U.S. Classification348/148
International ClassificationH04N7/18
Cooperative ClassificationB60Q1/20, B60Q2300/314, B60S1/0844, B60R11/04, G06K9/00791, B60Q2300/312, B60Q1/1423, B60Q2300/146, B60Q1/0023, H04N7/181, B60S1/0822
European ClassificationB60Q1/20, B60Q1/14C1, B60Q1/00C1, B60S1/08F2D8, B60S1/08F2, G06K9/00V6, B60R11/04
Legal Events
DateCodeEventDescription
Nov 23, 2006ASAssignment

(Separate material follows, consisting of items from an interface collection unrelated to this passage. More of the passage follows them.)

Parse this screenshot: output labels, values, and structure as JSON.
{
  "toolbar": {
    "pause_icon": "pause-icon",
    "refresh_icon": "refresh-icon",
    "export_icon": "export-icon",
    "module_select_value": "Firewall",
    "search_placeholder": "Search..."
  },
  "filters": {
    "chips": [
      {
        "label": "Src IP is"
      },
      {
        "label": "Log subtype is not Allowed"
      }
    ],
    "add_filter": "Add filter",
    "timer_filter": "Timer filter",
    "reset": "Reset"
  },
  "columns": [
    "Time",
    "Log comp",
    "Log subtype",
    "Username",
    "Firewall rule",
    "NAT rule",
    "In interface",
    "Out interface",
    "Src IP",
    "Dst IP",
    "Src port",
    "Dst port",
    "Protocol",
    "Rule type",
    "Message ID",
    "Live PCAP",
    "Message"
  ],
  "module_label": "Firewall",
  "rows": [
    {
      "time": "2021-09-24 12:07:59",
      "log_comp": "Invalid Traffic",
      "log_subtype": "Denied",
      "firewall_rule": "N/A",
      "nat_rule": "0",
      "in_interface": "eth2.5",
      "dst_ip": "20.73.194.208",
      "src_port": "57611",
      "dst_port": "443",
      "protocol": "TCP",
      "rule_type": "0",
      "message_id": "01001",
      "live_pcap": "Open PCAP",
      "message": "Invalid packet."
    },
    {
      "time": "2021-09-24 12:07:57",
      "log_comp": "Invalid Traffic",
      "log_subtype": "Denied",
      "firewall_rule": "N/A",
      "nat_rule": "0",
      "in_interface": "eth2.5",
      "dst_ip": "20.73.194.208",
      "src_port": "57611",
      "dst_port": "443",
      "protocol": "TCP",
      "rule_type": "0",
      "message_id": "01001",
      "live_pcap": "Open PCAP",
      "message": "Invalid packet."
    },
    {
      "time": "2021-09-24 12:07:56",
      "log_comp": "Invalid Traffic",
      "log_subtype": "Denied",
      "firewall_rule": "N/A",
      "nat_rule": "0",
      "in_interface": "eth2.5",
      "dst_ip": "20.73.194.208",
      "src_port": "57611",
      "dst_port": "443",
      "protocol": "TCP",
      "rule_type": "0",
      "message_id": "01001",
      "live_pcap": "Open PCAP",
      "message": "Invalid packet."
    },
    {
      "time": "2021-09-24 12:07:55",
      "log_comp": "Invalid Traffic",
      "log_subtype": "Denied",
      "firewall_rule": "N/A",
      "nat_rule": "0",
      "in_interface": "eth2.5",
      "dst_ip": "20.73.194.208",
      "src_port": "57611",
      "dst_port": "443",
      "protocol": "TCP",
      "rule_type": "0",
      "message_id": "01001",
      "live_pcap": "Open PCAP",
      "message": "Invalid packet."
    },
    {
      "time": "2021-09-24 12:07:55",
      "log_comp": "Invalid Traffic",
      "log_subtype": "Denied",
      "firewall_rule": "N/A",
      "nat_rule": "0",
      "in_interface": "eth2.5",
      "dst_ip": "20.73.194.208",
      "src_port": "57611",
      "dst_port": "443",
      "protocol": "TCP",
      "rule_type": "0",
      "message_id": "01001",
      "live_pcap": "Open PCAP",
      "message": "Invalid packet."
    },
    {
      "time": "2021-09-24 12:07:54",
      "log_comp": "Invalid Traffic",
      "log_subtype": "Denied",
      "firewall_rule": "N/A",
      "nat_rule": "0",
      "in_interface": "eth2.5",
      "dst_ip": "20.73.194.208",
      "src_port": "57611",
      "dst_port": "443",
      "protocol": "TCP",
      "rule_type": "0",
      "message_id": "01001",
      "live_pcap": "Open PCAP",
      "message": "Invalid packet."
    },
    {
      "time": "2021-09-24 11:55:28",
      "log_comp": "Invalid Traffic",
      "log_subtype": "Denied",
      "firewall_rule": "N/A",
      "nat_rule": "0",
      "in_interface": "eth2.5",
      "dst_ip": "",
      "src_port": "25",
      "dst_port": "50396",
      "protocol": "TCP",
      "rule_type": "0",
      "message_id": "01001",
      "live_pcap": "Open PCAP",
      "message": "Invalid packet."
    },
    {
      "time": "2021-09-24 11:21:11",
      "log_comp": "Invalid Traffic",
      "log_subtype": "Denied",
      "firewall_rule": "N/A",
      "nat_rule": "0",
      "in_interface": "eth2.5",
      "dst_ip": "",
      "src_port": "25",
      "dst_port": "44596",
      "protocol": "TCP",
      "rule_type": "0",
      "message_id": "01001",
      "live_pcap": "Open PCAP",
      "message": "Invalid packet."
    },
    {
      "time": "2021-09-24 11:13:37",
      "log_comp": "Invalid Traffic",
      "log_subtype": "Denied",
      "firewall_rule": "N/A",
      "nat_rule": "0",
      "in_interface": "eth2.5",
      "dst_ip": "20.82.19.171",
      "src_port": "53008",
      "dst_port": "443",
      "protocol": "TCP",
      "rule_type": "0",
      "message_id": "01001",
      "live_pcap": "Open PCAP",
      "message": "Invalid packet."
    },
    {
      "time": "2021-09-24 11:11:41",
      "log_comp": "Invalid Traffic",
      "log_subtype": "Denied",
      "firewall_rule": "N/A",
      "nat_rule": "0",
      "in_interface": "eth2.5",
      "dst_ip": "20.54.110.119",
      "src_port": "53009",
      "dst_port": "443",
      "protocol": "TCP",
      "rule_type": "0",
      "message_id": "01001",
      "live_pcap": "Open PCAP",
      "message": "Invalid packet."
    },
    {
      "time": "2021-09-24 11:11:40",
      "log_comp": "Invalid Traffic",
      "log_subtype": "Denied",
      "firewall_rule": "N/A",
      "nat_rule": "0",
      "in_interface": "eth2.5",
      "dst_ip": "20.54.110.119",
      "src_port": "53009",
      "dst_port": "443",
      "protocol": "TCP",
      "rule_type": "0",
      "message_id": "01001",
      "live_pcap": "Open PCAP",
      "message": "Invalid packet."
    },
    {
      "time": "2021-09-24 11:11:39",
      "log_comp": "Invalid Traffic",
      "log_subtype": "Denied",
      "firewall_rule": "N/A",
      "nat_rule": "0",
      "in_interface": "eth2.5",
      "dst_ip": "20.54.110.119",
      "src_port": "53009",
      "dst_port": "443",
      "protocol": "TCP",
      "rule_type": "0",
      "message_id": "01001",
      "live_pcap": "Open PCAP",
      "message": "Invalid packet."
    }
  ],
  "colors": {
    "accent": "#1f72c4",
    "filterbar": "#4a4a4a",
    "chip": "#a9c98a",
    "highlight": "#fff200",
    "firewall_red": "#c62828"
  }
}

Owner name: MOBILEYE TECHNOLOGIES LTD., CYPRUS
Free format text: ASSIGNMENT OF ASSIGNORS INTEREST;ASSIGNORS:STEIN, GIDEON;HADASSI, OFER;REEL/FRAME:018548/0668
Effective date: 20061121